Keep in mind that although the data that GAO relies on, the 2013–14 Civil Rights Data Collection out of the U.S. Department of Education, is widely cited, it has important limitations. In particular, some have found evidence in past data collections that schools, including charters, misreported discipline rates.

(The author of the GAO report noted in an email that the department had made efforts to catch data problems by flagging large districts that report zero suspensions. But since charters are usually relatively small, these checks may be less likely to catch errors among charter schools.)

Charter schools are also more likely to deliver instruction entirely through virtual programs, and those cyber charters may be unlikely to suspend students. A more appropriate comparison might be be between brick-and-mortar charters and brick-and-mortar traditional schools, but the data isn’t broken down that way.

This data is notable, in other words, but should be interpreted with caution.

Homework

The Detroit district’s first homework policy is in the works. See how much homework it recommends your child do every night.

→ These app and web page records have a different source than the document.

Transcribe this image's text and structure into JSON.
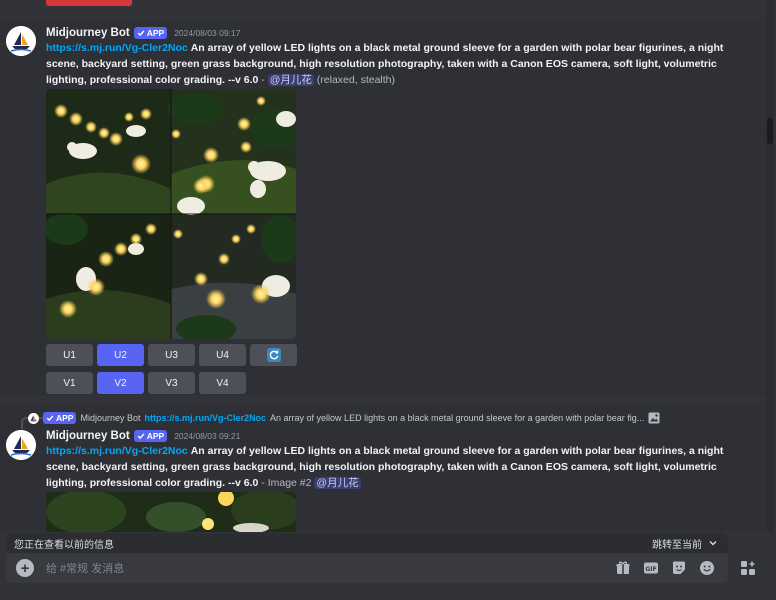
{
  "colors": {
    "background": "#313338",
    "link": "#00a8fc",
    "accent": "#5865f2",
    "button": "#4e5058"
  },
  "message1": {
    "username": "Midjourney Bot",
    "badge": "APP",
    "timestamp": "2024/08/03 09:17",
    "link": "https://s.mj.run/Vg-Cler2Noc",
    "prompt": "An array of yellow LED lights on a black metal ground sleeve for a garden with polar bear figurines, a night scene, backyard setting, green grass background, high resolution photography, taken with a Canon EOS camera, soft light, volumetric lighting, professional color grading. --v 6.0",
    "separator": "-",
    "mention": "@月儿花",
    "meta": "(relaxed, stealth)",
    "upscale_buttons": [
      "U1",
      "U2",
      "U3",
      "U4"
    ],
    "variation_buttons": [
      "V1",
      "V2",
      "V3",
      "V4"
    ],
    "reroll_icon": "refresh-icon"
  },
  "message2": {
    "reply": {
      "badge": "APP",
      "username": "Midjourney Bot",
      "link": "https://s.mj.run/Vg-Cler2Noc",
      "text": "An array of yellow LED lights on a black metal ground sleeve for a garden with polar bear fig..."
    },
    "username": "Midjourney Bot",
    "badge": "APP",
    "timestamp": "2024/08/03 09:21",
    "link": "https://s.mj.run/Vg-Cler2Noc",
    "prompt": "An array of yellow LED lights on a black metal ground sleeve for a garden with polar bear figurines, a night scene, backyard setting, green grass background, high resolution photography, taken with a Canon EOS camera, soft light, volumetric lighting, professional color grading. --v 6.0",
    "separator": "-",
    "meta": "Image #2",
    "mention": "@月儿花"
  },
  "history_bar": {
    "text": "您正在查看以前的信息",
    "jump": "跳转至当前"
  },
  "composer": {
    "placeholder": "给 #常规 发消息",
    "icons": [
      "gift-icon",
      "gif-icon",
      "sticker-icon",
      "emoji-icon",
      "apps-icon"
    ]
  }
}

Detroit students who are drowning in homework — or unable to complete it because of challenges at home — could soon find relief in a new policy.

The Detroit district on Tuesday proposed putting a cap on the amount of time students in different grade levels spend on homework. Kindergartners would be limited to 10 minutes of homework, while high school juniors and seniors would see their homework load capped at three hours total, across all subjects.

The proposed policy, which a school board subcommittee is now considering, would also prohibit schools from penalizing students who can’t do homework assignments in the allotted time. It would also prohibit teachers from assigning grades on homework assignments and limit how much they can count whether students completed homework to just 10 percent of their final grades.

The policy, which is the new district’s first attempt at a formal homework policy, may address educators’ concerns that a student’s ability to complete homework reflects how much or how little support she receives at home, not her academic abilities. Indeed, some research has suggested that homework can widen performance gaps between students from affluent and low-income families. Research has also found little benefit to homework for young students and diminishing returns for older students after a certain amount of time.

Superintendent Nikolai Vitti said he expects the policy to be welcomed by local families and educators.

“This will be a shift,” he said. “I think for parents this will be well received and for teachers it will be well received.”

But questions are already emerging about how the policy would be implemented — and whether it should be.

“I think that it’s awesome,” board member and former teacher, principal, and superintendent Deborah Hunter-Harvill said. “But is it realistic? I doubt it.”

Because a maximum number of minutes of homework time per night is for all subjects, board member Misha Stallworth questioned whether teachers would need to use more time to coordinate assignments with their colleagues, taking away from their own lesson planning.

District officials are still trying to figure out how to implement and enforce the new time limits, Vitti said.

They might discover that involved parents could be an obstacle. Dana Dacres, a parent of five children attending Burton International Academy, said she spends close to half an hour on homework every night with her kindergartner alone — time that she said is valuable.

“I can see the idea — they don’t want the kids coming home after spending six, seven, or eight hours in the classroom and then having to ‘take your work home with you,’” she said, “but the reality is that some kids need a little bit extra.”

Dacres said she does like that the policy might force students to work more efficiently.

“The idea is to get the work done within the allotted amount of time,” she said. “I like the idea of students becoming good time managers.”

The policies are heard first at the public subcommittee meeting where members can suggest changes. They are then read at a public school board meeting before being voted upon by the full board.

Find the maximum number of minutes of homework per grade below.